### What the task requires
All entries below must be written out verbatim, and the images must be dropped.
Start of Records to use
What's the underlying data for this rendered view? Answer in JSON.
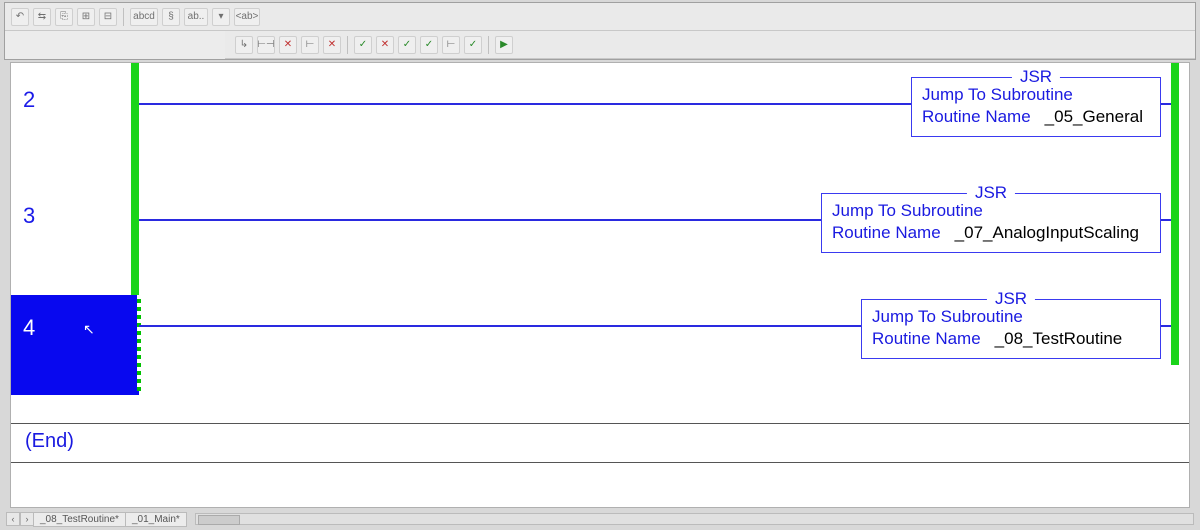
{
  "toolbar_icons_1": [
    "↶",
    "⇆",
    "⎘",
    "⊞",
    "⊟",
    "abcd",
    "§",
    "ab..",
    "▾",
    "<ab>"
  ],
  "toolbar_icons_2": [
    "↳",
    "⊢⊣",
    "✕",
    "⊢",
    "✕",
    "✓",
    "✕",
    "✓",
    "✓",
    "⊢",
    "✓",
    "",
    "▶"
  ],
  "rungs": [
    {
      "number": "2",
      "selected": false,
      "instruction": {
        "mnemonic": "JSR",
        "description": "Jump To Subroutine",
        "param_label": "Routine Name",
        "param_value": "_05_General"
      }
    },
    {
      "number": "3",
      "selected": false,
      "instruction": {
        "mnemonic": "JSR",
        "description": "Jump To Subroutine",
        "param_label": "Routine Name",
        "param_value": "_07_AnalogInputScaling"
      }
    },
    {
      "number": "4",
      "selected": true,
      "instruction": {
        "mnemonic": "JSR",
        "description": "Jump To Subroutine",
        "param_label": "Routine Name",
        "param_value": "_08_TestRoutine"
      }
    }
  ],
  "end_label": "(End)",
  "tabs": [
    "_08_TestRoutine*",
    "_01_Main*"
  ],
  "tab_prev": "‹",
  "tab_next": "›"
}
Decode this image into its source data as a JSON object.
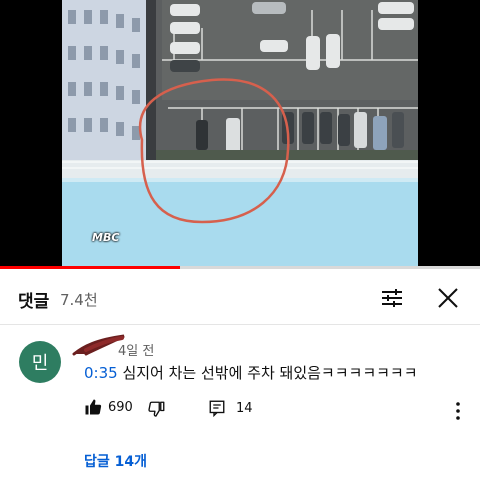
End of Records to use
### Response
What's the underlying data for this rendered view? Answer in JSON.
{
  "toolbar_icons_1": [
    "↶",
    "⇆",
    "⎘",
    "⊞",
    "⊟",
    "abcd",
    "§",
    "ab..",
    "▾",
    "<ab>"
  ],
  "toolbar_icons_2": [
    "↳",
    "⊢⊣",
    "✕",
    "⊢",
    "✕",
    "✓",
    "✕",
    "✓",
    "✓",
    "⊢",
    "✓",
    "",
    "▶"
  ],
  "rungs": [
    {
      "number": "2",
      "selected": false,
      "instruction": {
        "mnemonic": "JSR",
        "description": "Jump To Subroutine",
        "param_label": "Routine Name",
        "param_value": "_05_General"
      }
    },
    {
      "number": "3",
      "selected": false,
      "instruction": {
        "mnemonic": "JSR",
        "description": "Jump To Subroutine",
        "param_label": "Routine Name",
        "param_value": "_07_AnalogInputScaling"
      }
    },
    {
      "number": "4",
      "selected": true,
      "instruction": {
        "mnemonic": "JSR",
        "description": "Jump To Subroutine",
        "param_label": "Routine Name",
        "param_value": "_08_TestRoutine"
      }
    }
  ],
  "end_label": "(End)",
  "tabs": [
    "_08_TestRoutine*",
    "_01_Main*"
  ],
  "tab_prev": "‹",
  "tab_next": "›"
}
Decode this image into its source data as a JSON object.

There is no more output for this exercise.